====== EXERCISE DATA

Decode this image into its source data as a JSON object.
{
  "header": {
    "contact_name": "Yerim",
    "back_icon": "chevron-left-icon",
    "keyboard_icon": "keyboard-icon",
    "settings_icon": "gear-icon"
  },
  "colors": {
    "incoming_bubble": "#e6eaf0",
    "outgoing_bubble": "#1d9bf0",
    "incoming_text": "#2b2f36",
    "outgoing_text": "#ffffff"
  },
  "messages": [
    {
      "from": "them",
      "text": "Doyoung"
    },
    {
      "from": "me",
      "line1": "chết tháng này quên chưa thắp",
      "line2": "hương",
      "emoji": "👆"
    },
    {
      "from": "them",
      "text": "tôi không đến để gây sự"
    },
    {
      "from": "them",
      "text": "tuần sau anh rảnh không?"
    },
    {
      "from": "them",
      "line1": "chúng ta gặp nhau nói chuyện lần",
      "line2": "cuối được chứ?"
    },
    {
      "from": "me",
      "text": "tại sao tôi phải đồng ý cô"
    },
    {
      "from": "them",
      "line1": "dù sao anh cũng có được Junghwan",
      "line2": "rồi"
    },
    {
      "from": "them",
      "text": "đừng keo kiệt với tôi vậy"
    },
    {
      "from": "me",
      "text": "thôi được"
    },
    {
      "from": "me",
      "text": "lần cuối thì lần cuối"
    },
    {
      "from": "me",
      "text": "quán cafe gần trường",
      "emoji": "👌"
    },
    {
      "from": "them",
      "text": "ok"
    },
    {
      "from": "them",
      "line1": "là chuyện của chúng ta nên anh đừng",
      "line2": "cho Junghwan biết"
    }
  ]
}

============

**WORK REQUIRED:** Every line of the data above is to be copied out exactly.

**YOUR SOLUTION:**
Decode this image into its source data as a JSON object.
{
  "header": {
    "contact_name": "Yerim",
    "back_icon": "chevron-left-icon",
    "keyboard_icon": "keyboard-icon",
    "settings_icon": "gear-icon"
  },
  "colors": {
    "incoming_bubble": "#e6eaf0",
    "outgoing_bubble": "#1d9bf0",
    "incoming_text": "#2b2f36",
    "outgoing_text": "#ffffff"
  },
  "messages": [
    {
      "from": "them",
      "text": "Doyoung"
    },
    {
      "from": "me",
      "line1": "chết tháng này quên chưa thắp",
      "line2": "hương",
      "emoji": "👆"
    },
    {
      "from": "them",
      "text": "tôi không đến để gây sự"
    },
    {
      "from": "them",
      "text": "tuần sau anh rảnh không?"
    },
    {
      "from": "them",
      "line1": "chúng ta gặp nhau nói chuyện lần",
      "line2": "cuối được chứ?"
    },
    {
      "from": "me",
      "text": "tại sao tôi phải đồng ý cô"
    },
    {
      "from": "them",
      "line1": "dù sao anh cũng có được Junghwan",
      "line2": "rồi"
    },
    {
      "from": "them",
      "text": "đừng keo kiệt với tôi vậy"
    },
    {
      "from": "me",
      "text": "thôi được"
    },
    {
      "from": "me",
      "text": "lần cuối thì lần cuối"
    },
    {
      "from": "me",
      "text": "quán cafe gần trường",
      "emoji": "👌"
    },
    {
      "from": "them",
      "text": "ok"
    },
    {
      "from": "them",
      "line1": "là chuyện của chúng ta nên anh đừng",
      "line2": "cho Junghwan biết"
    }
  ]
}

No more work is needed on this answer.